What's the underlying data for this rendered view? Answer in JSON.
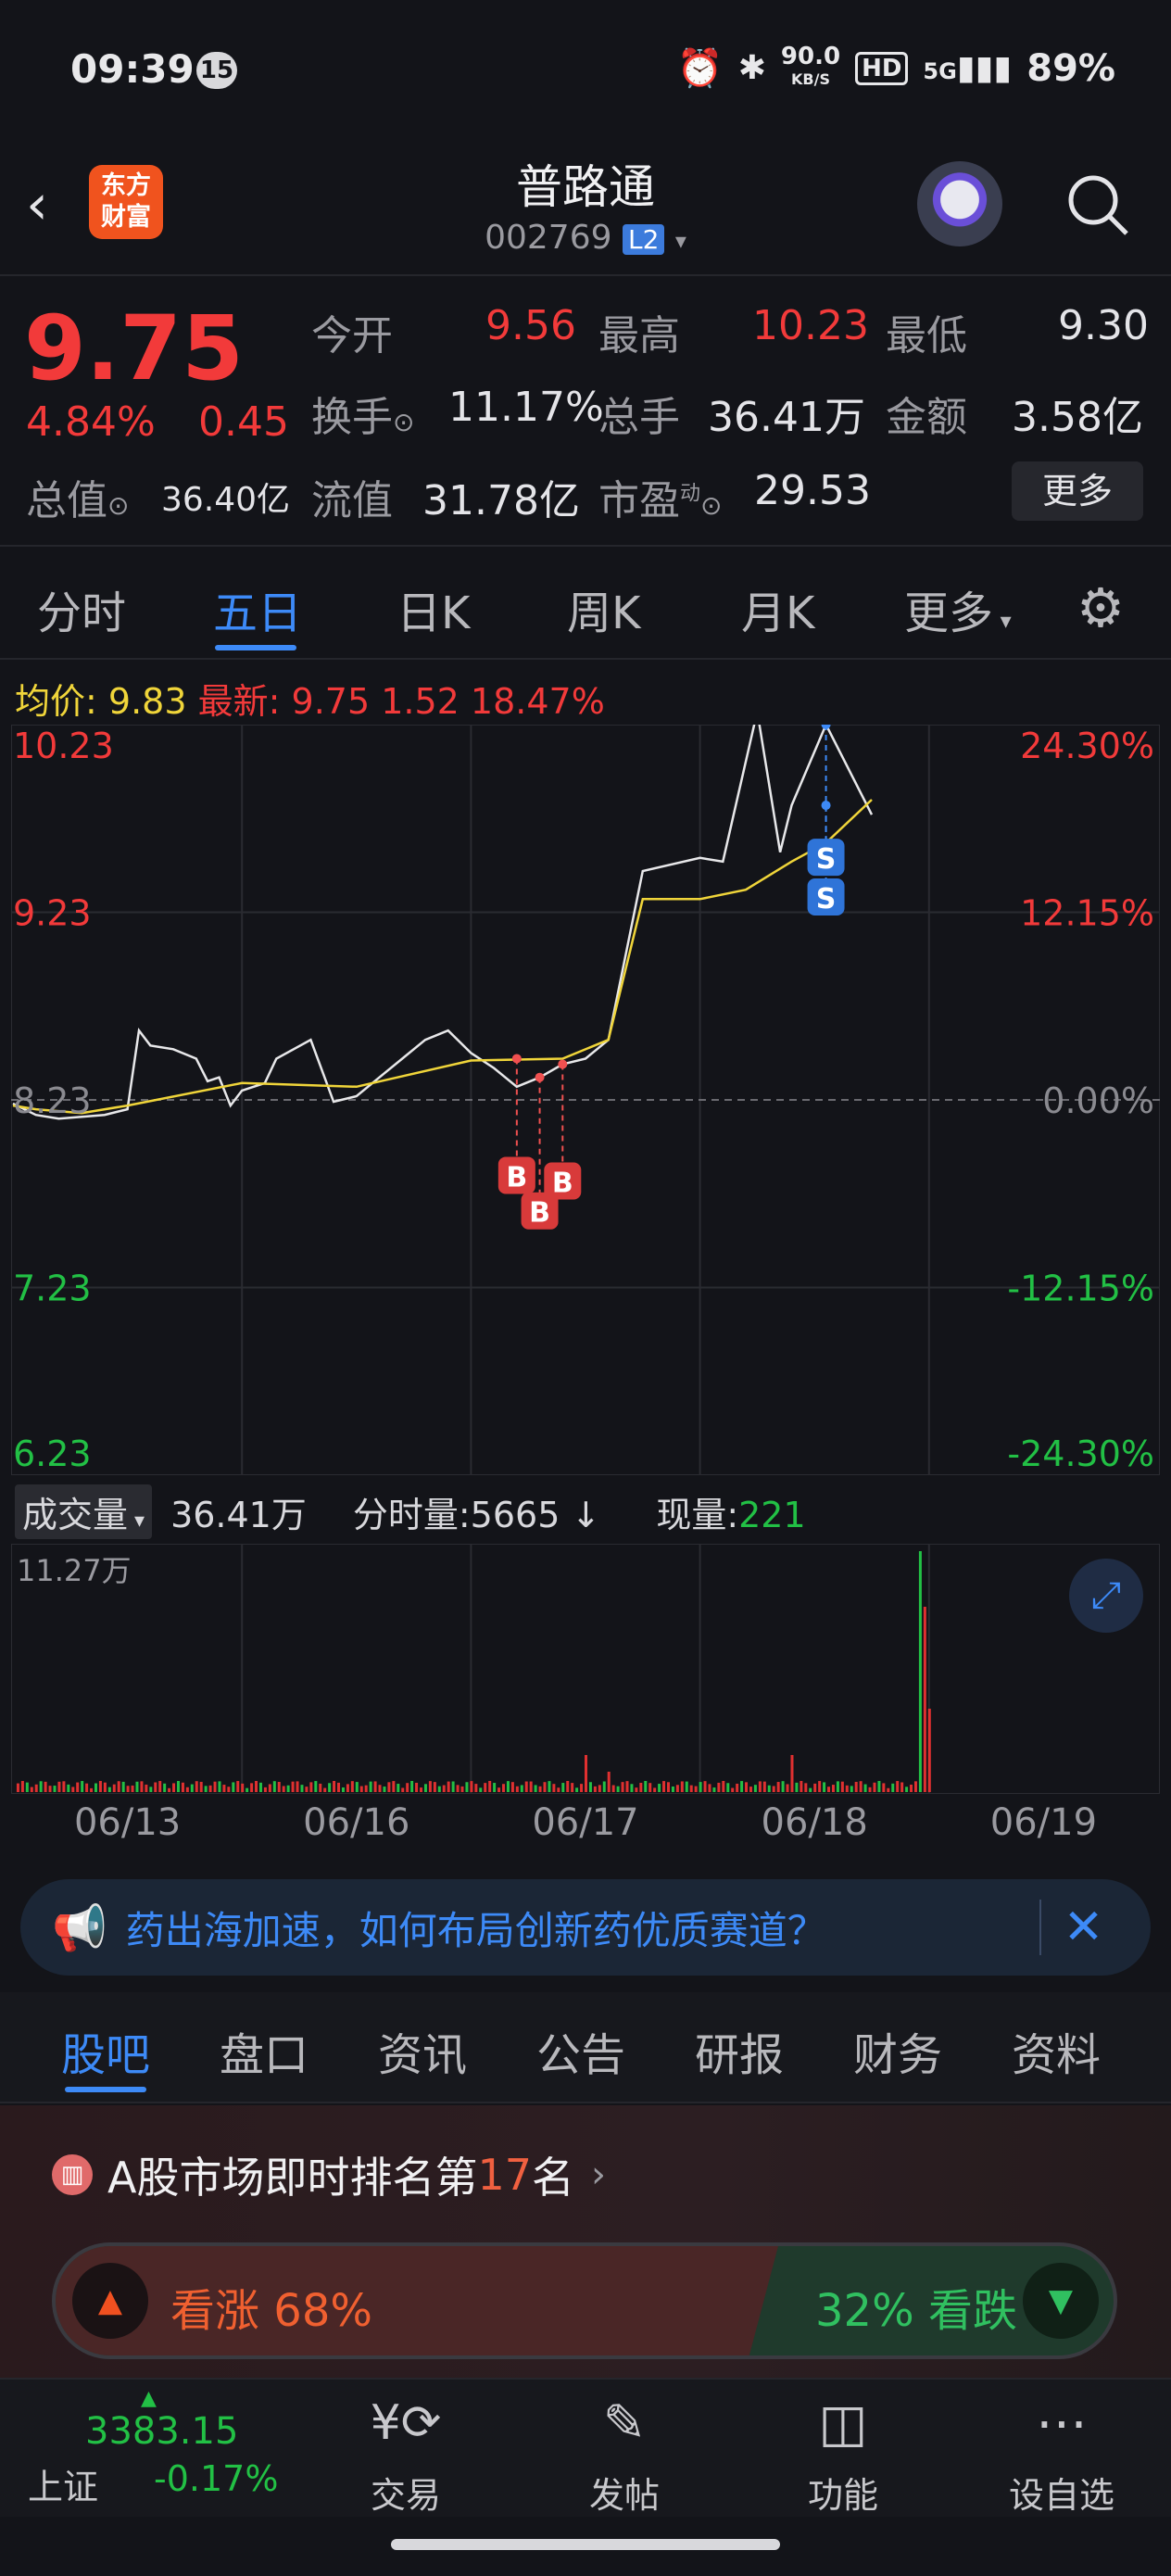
{
  "status_bar": {
    "time": "09:39",
    "badge": "15",
    "speed": "90.0",
    "speed_unit": "KB/S",
    "hd": "HD",
    "network": "5G",
    "battery": "89%"
  },
  "header": {
    "logo_top": "东方",
    "logo_bottom": "财富",
    "title": "普路通",
    "code": "002769",
    "level": "L2"
  },
  "quote": {
    "price": "9.75",
    "change_pct": "4.84%",
    "change": "0.45",
    "open_label": "今开",
    "open": "9.56",
    "high_label": "最高",
    "high": "10.23",
    "low_label": "最低",
    "low": "9.30",
    "turnover_label": "换手",
    "turnover": "11.17%",
    "volume_label": "总手",
    "volume": "36.41万",
    "amount_label": "金额",
    "amount": "3.58亿",
    "mktcap_label": "总值",
    "mktcap": "36.40亿",
    "float_label": "流值",
    "float": "31.78亿",
    "pe_label": "市盈",
    "pe_sup": "动",
    "pe": "29.53",
    "more": "更多"
  },
  "chart_tabs": [
    "分时",
    "五日",
    "日K",
    "周K",
    "月K",
    "更多"
  ],
  "active_tab": "五日",
  "chart_info": {
    "avg_label": "均价:",
    "avg": "9.83",
    "latest_label": "最新:",
    "latest": "9.75",
    "chg": "1.52",
    "chg_pct": "18.47%"
  },
  "chart_data": {
    "type": "line",
    "x_labels": [
      "06/13",
      "06/16",
      "06/17",
      "06/18",
      "06/19"
    ],
    "y_left": [
      "10.23",
      "9.23",
      "8.23",
      "7.23",
      "6.23"
    ],
    "y_right": [
      "24.30%",
      "12.15%",
      "0.00%",
      "-12.15%",
      "-24.30%"
    ],
    "ylim": [
      6.23,
      10.23
    ],
    "series": [
      {
        "name": "最新",
        "color": "#e8e8ea",
        "points": [
          [
            0,
            8.21
          ],
          [
            0.1,
            8.15
          ],
          [
            0.2,
            8.13
          ],
          [
            0.3,
            8.14
          ],
          [
            0.4,
            8.15
          ],
          [
            0.5,
            8.18
          ],
          [
            0.55,
            8.6
          ],
          [
            0.6,
            8.52
          ],
          [
            0.7,
            8.5
          ],
          [
            0.8,
            8.45
          ],
          [
            0.85,
            8.33
          ],
          [
            0.9,
            8.35
          ],
          [
            0.95,
            8.2
          ],
          [
            1.0,
            8.28
          ],
          [
            1.1,
            8.32
          ],
          [
            1.15,
            8.45
          ],
          [
            1.3,
            8.55
          ],
          [
            1.4,
            8.22
          ],
          [
            1.5,
            8.25
          ],
          [
            1.6,
            8.35
          ],
          [
            1.7,
            8.45
          ],
          [
            1.8,
            8.55
          ],
          [
            1.9,
            8.6
          ],
          [
            2.0,
            8.48
          ],
          [
            2.1,
            8.4
          ],
          [
            2.2,
            8.3
          ],
          [
            2.3,
            8.35
          ],
          [
            2.4,
            8.42
          ],
          [
            2.5,
            8.45
          ],
          [
            2.55,
            8.5
          ],
          [
            2.6,
            8.55
          ],
          [
            2.75,
            9.45
          ],
          [
            3.0,
            9.52
          ],
          [
            3.1,
            9.5
          ],
          [
            3.25,
            10.3
          ],
          [
            3.35,
            9.55
          ],
          [
            3.4,
            9.8
          ],
          [
            3.55,
            10.23
          ],
          [
            3.75,
            9.75
          ]
        ]
      },
      {
        "name": "均价",
        "color": "#f0d53a",
        "points": [
          [
            0,
            8.2
          ],
          [
            0.1,
            8.18
          ],
          [
            0.3,
            8.16
          ],
          [
            0.5,
            8.2
          ],
          [
            1.0,
            8.32
          ],
          [
            1.5,
            8.3
          ],
          [
            2.0,
            8.44
          ],
          [
            2.4,
            8.45
          ],
          [
            2.6,
            8.55
          ],
          [
            2.75,
            9.3
          ],
          [
            3.0,
            9.3
          ],
          [
            3.2,
            9.35
          ],
          [
            3.4,
            9.5
          ],
          [
            3.55,
            9.6
          ],
          [
            3.75,
            9.83
          ]
        ]
      }
    ],
    "markers": [
      {
        "label": "B",
        "x": 2.2,
        "y": 8.45
      },
      {
        "label": "B",
        "x": 2.3,
        "y": 8.35
      },
      {
        "label": "B",
        "x": 2.4,
        "y": 8.42
      },
      {
        "label": "S",
        "x": 3.55,
        "y": 10.23
      },
      {
        "label": "S",
        "x": 3.55,
        "y": 9.8
      }
    ]
  },
  "volume": {
    "label": "成交量",
    "total": "36.41万",
    "per_label": "分时量:",
    "per": "5665",
    "now_label": "现量:",
    "now": "221",
    "max": "11.27万"
  },
  "banner": {
    "text": "药出海加速，如何布局创新药优质赛道？"
  },
  "section_tabs": [
    "股吧",
    "盘口",
    "资讯",
    "公告",
    "研报",
    "财务",
    "资料"
  ],
  "active_section": "股吧",
  "rank": {
    "prefix": "A股市场即时排名第",
    "num": "17",
    "suffix": "名"
  },
  "sentiment": {
    "up_label": "看涨",
    "up_pct": "68%",
    "down_label": "看跌",
    "down_pct": "32%"
  },
  "bottom": {
    "index": "3383.15",
    "index_name": "上证",
    "index_chg": "-0.17%",
    "items": [
      "交易",
      "发帖",
      "功能",
      "设自选"
    ]
  }
}
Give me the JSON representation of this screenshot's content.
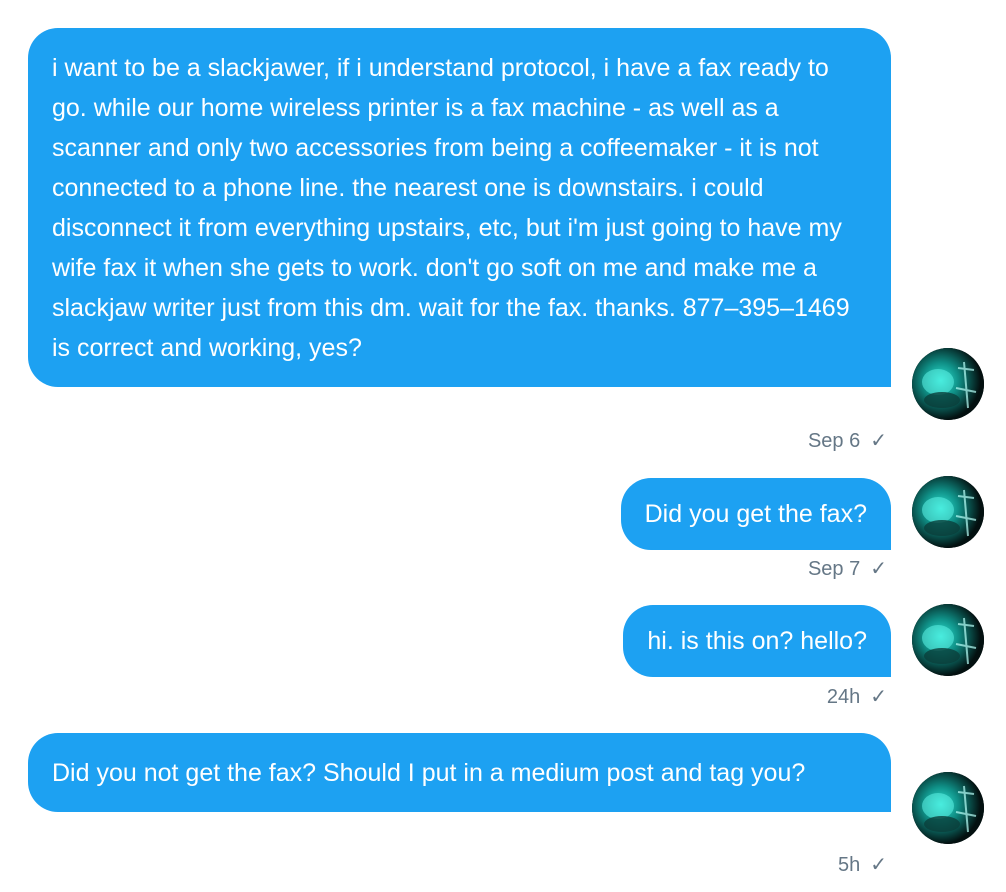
{
  "conversation": {
    "messages": [
      {
        "text": "i want to be a slackjawer, if i understand protocol, i have a fax ready to go. while our home wireless printer is a fax machine - as well as a scanner and only two accessories from being a coffeemaker - it is not connected to a phone line. the nearest one is downstairs. i could disconnect it from everything upstairs, etc, but i'm just going to have my wife fax it when she gets to work. don't go soft on me and make me a slackjaw writer just from this dm. wait for the fax. thanks. 877–395–1469 is correct and working, yes?",
        "time": "Sep 6",
        "status_icon": "✓"
      },
      {
        "text": "Did you get the fax?",
        "time": "Sep 7",
        "status_icon": "✓"
      },
      {
        "text": "hi. is this on? hello?",
        "time": "24h",
        "status_icon": "✓"
      },
      {
        "text": "Did you not get the fax? Should I put in a medium post and tag you?",
        "time": "5h",
        "status_icon": "✓"
      }
    ],
    "avatar_icon": "user-avatar-teal-xray",
    "colors": {
      "bubble": "#1da1f2",
      "bubble_text": "#ffffff",
      "meta_text": "#657786",
      "avatar_glow": "#19d3c5"
    }
  }
}
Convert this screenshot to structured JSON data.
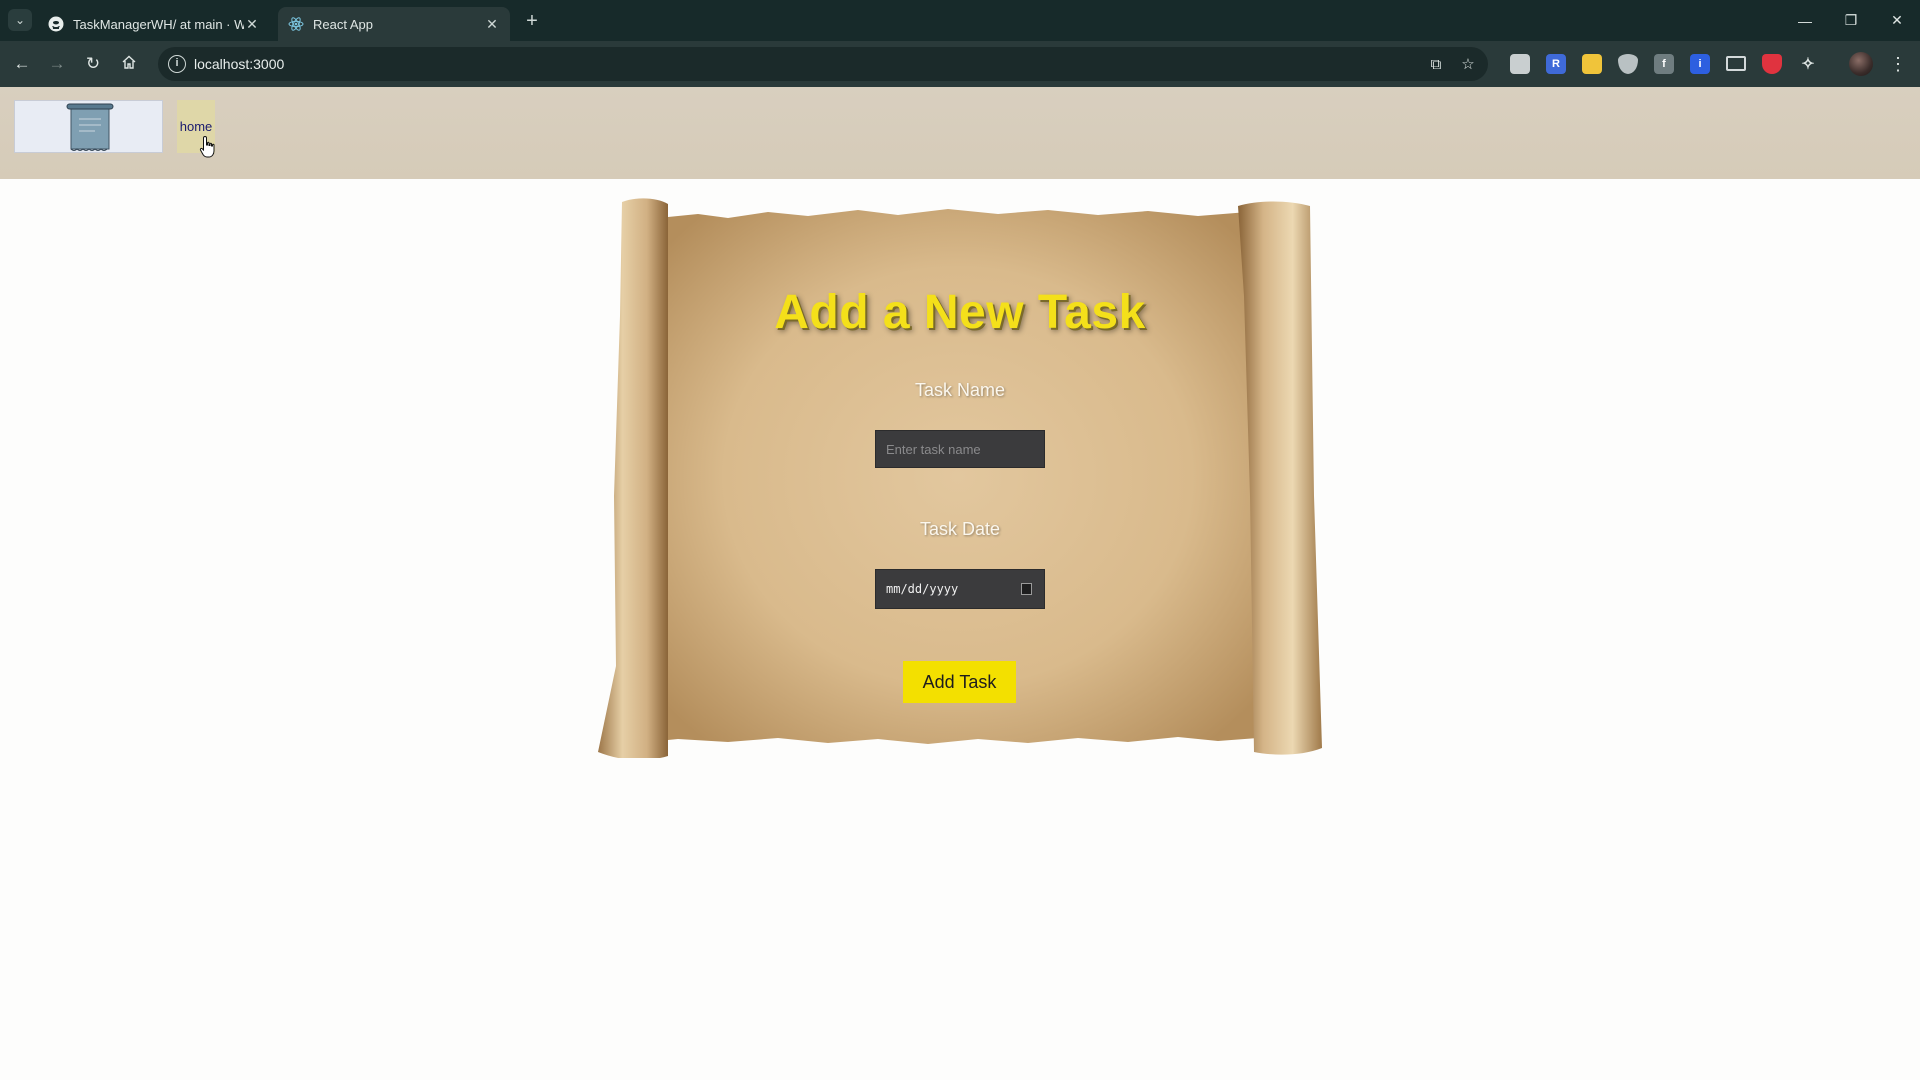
{
  "browser": {
    "tabs": [
      {
        "title": "TaskManagerWH/ at main · Wa",
        "favicon": "github-icon",
        "active": false
      },
      {
        "title": "React App",
        "favicon": "react-icon",
        "active": true
      }
    ],
    "url": "localhost:3000",
    "extensions": [
      {
        "name": "extension-cube-icon",
        "color": "#c9cfd0"
      },
      {
        "name": "extension-r-icon",
        "color": "#3f6ad8",
        "text": "R"
      },
      {
        "name": "extension-cloud-icon",
        "color": "#f0c43a"
      },
      {
        "name": "extension-shield-icon",
        "color": "#b9c1c3"
      },
      {
        "name": "extension-f-icon",
        "color": "#6f7d80",
        "text": "f"
      },
      {
        "name": "extension-i-icon",
        "color": "#2d5fe0",
        "text": "i"
      },
      {
        "name": "extension-monitor-icon",
        "color": "#d3d9da"
      },
      {
        "name": "extension-pocket-icon",
        "color": "#e0333f"
      }
    ]
  },
  "header": {
    "nav_home": "home"
  },
  "form": {
    "title": "Add a New Task",
    "task_name_label": "Task Name",
    "task_name_placeholder": "Enter task name",
    "task_date_label": "Task Date",
    "task_date_value": "mm/dd/yyyy",
    "submit_label": "Add Task"
  },
  "colors": {
    "title": "#f4e01a",
    "button": "#f3e000",
    "input_bg": "#3b3b3d",
    "header_bg": "#d8cfbf"
  }
}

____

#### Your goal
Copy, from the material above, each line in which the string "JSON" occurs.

#### The completed task
What's the underlying data for this rendered view? Answer in JSON.
Give me the JSON representation of this screenshot's content.
Convert this screenshot to structured JSON data.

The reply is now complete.